■ **DATA SHOWN**:

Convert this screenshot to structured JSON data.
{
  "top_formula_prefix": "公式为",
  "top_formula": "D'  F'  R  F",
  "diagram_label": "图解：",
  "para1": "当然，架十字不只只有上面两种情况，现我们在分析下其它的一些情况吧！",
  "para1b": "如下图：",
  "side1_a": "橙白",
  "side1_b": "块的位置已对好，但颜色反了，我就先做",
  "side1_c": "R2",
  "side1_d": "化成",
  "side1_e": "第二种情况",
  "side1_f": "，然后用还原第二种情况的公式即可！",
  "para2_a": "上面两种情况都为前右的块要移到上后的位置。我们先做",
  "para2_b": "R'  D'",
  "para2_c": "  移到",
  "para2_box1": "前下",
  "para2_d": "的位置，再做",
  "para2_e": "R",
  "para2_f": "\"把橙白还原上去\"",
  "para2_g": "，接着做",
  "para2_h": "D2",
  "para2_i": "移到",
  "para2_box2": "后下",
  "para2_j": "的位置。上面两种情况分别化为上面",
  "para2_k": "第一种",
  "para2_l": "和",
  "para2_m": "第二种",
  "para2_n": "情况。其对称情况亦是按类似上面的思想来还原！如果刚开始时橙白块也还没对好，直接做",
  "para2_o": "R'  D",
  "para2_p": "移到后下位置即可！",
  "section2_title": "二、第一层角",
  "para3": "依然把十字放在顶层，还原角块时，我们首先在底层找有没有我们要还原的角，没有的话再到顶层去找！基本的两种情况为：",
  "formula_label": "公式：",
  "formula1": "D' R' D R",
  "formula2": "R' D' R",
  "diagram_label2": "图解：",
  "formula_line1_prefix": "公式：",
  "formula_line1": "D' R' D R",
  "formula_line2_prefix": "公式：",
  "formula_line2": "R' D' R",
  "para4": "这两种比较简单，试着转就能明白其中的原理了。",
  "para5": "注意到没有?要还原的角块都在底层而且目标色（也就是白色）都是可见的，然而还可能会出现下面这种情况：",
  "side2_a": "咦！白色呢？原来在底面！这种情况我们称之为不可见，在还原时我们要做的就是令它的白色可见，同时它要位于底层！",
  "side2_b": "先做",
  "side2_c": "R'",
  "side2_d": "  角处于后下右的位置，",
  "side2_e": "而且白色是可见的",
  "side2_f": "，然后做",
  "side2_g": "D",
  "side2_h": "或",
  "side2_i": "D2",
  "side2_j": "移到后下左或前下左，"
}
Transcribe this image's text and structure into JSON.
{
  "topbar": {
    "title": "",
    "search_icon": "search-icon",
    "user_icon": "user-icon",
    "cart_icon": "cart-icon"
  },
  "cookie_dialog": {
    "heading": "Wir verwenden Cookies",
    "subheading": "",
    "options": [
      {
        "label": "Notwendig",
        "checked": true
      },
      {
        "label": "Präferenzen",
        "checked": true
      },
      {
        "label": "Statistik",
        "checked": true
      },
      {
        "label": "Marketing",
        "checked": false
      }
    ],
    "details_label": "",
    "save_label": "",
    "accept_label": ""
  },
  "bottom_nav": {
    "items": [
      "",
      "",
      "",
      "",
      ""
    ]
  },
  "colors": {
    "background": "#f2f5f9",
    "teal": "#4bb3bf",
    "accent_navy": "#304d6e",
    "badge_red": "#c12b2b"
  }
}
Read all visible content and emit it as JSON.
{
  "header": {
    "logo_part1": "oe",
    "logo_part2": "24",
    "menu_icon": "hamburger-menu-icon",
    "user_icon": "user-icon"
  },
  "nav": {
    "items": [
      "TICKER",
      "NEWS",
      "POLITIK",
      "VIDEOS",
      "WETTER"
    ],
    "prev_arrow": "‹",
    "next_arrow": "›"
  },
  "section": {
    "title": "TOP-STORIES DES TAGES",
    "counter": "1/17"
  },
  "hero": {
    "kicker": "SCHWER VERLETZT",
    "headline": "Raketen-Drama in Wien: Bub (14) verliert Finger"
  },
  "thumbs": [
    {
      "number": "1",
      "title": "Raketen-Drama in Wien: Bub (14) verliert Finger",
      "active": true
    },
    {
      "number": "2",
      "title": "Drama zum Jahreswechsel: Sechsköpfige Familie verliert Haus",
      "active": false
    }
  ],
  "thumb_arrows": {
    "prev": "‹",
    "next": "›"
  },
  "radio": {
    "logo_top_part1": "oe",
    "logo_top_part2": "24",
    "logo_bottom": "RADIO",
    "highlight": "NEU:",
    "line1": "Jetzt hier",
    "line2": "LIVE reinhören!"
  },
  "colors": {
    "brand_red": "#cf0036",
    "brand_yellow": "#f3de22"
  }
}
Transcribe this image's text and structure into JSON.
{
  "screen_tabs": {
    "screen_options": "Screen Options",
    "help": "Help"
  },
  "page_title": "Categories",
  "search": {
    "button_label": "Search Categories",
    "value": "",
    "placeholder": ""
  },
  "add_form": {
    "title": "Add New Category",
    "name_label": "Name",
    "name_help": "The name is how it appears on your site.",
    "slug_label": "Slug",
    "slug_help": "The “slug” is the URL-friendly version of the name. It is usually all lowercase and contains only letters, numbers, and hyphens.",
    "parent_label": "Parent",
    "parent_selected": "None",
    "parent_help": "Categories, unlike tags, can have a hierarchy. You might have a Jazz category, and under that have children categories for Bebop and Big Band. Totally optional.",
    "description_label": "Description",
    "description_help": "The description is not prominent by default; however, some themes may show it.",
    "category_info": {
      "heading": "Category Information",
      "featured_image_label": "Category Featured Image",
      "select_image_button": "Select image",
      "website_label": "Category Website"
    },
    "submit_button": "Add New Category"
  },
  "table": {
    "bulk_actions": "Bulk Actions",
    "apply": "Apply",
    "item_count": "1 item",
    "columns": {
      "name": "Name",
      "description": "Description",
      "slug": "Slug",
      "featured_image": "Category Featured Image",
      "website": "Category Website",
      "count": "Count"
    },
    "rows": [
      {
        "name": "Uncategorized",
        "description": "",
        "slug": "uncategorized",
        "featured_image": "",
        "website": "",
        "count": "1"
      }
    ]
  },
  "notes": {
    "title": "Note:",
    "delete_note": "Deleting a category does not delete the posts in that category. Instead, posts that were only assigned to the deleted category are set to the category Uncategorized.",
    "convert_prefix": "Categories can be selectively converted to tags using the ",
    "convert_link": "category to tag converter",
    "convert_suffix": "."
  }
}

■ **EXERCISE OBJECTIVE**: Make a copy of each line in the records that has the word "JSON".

■ **RESPONSE TO THE EXERCISE**:
Convert this screenshot to structured JSON data.
Transcribe this image's text and structure into JSON.
Read all visible content and emit it as JSON.
Transcribe this image's text and structure into JSON.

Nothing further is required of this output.